Skip the navigation header

K-State Logo K-State Research and Extension logo
go to Research and Extension home page go to News go to Publications and Videos ask a question or make a comment search the Research and Extension site


Adopt A Wheat Field Home Page
April 21

phooto 64

Oops! I looked at our area this morning and realized that I forget some important stages to mention on Monday. Before I get into that, look at the red flags. The wheat is creeping up on the new flags. I think the wheat will grow above the flags again. What do you think?

Have you wondered what the yellow stuff off in the distance is? That is a winter annual crop, called canola. It belongs to the mustard family and some of its relatives are considered to be weeds in wheat. But this is a new crop for Kansas. It is used as a vegetable oil.

Let’s look at the next picture and I’ll catch up on what I forgot the other day.

photo 65

Here are the four upper most leaves on one stem. But there is one that is very important to the plant’s future. Can you guess which one I’m talking about? If you look at the upper two leaves, the smaller of the two leaves or the one on the right is the most important leaf the plant has. It is called the flag leaf. It is the last leaf this stem will produce. There are no more leaves after this one. Generally, the flag leaf will first become visible when you can see two nodes on the stem. This flag leaf has not completely emerged from the whorl (upper part of the plant where leaves are coming out), so it isn’t as big as it’s going to get. Look at the next picture.

photo 66

The flag leaf in this picture is starting to grow away or up from the leaf directly below it. Actually, the stem is elongating and that is causing the flag leaf to move away from the other leaf. Are you wondering why it is called the flag leaf?
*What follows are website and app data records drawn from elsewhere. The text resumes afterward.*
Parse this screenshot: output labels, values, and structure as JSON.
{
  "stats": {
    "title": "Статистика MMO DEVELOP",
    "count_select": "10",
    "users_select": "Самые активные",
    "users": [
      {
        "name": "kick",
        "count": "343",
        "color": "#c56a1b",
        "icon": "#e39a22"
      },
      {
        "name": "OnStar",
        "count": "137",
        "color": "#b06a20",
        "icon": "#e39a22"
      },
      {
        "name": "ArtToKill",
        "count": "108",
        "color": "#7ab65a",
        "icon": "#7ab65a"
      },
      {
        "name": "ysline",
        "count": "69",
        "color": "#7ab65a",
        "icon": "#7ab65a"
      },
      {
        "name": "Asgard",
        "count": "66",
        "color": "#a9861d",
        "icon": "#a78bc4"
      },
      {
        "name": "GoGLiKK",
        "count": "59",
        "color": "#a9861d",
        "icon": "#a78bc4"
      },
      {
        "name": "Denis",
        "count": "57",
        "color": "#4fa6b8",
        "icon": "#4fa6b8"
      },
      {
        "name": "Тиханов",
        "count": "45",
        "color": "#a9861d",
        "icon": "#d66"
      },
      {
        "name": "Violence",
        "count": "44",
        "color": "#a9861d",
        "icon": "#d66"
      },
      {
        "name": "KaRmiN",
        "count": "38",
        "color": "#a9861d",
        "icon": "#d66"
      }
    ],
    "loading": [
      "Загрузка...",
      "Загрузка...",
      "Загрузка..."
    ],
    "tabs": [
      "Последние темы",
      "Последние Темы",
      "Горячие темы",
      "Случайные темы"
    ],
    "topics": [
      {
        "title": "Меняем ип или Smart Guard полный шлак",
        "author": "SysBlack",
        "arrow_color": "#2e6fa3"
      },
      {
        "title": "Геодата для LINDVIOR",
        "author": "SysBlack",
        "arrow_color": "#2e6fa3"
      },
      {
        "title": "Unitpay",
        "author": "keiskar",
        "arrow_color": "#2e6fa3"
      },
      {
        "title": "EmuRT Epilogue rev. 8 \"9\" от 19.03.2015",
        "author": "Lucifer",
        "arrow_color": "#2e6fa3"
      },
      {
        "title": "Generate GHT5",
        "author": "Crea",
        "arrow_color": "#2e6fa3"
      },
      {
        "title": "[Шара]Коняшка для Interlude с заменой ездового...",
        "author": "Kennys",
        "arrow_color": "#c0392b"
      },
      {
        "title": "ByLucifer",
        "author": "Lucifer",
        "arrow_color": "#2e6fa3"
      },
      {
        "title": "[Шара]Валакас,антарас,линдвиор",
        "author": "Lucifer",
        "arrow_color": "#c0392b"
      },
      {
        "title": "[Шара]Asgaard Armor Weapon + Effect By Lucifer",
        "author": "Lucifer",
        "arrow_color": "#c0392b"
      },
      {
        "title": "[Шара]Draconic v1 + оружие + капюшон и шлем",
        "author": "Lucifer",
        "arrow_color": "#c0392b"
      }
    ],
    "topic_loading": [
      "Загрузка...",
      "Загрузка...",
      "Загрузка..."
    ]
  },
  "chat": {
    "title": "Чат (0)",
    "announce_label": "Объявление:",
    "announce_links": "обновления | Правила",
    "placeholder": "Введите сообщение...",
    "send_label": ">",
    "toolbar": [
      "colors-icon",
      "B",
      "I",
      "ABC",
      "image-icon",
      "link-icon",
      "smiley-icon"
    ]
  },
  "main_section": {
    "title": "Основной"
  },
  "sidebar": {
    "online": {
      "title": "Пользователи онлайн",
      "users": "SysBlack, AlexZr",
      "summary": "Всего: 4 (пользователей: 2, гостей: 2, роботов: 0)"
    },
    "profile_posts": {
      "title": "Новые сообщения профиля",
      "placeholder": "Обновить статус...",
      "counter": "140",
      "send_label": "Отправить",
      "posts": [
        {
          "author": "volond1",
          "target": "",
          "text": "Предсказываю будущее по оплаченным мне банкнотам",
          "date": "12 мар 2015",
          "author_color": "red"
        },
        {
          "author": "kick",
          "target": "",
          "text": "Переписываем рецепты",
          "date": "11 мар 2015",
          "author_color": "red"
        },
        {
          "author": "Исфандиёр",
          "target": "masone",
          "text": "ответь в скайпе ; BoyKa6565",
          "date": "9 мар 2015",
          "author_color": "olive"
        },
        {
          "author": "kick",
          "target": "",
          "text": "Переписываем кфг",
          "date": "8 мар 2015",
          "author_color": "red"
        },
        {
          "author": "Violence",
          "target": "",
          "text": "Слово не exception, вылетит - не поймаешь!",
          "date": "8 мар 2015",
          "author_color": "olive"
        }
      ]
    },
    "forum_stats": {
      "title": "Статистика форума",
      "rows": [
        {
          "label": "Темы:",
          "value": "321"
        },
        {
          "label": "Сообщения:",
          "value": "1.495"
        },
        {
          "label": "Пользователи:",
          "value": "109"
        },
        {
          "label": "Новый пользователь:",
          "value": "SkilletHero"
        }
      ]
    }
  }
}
Well, it is the upper most leaf on the stem, so someone got the idea this leaf looked like a flag on a flag pole. A flag sticks way up in the air and this leaf will too. And that’s why it is called the flag leaf. This leaf will contribute about 75 percent of the nutrients that go into the wheat kernels. We are very concerned that the flag leaf stays healthy because leaf diseases can damage leaves and grain yields will be reduced.

Are you wondering where the growing point or head is now? If you look where the second leaf below the flag leaf attaches to the stem, notice it is slightly swollen. You guessed it! That’s where the head is.

Adopt A Wheat Field Kansas State University Adopt A Wheat Field
Agronomy Wheat Page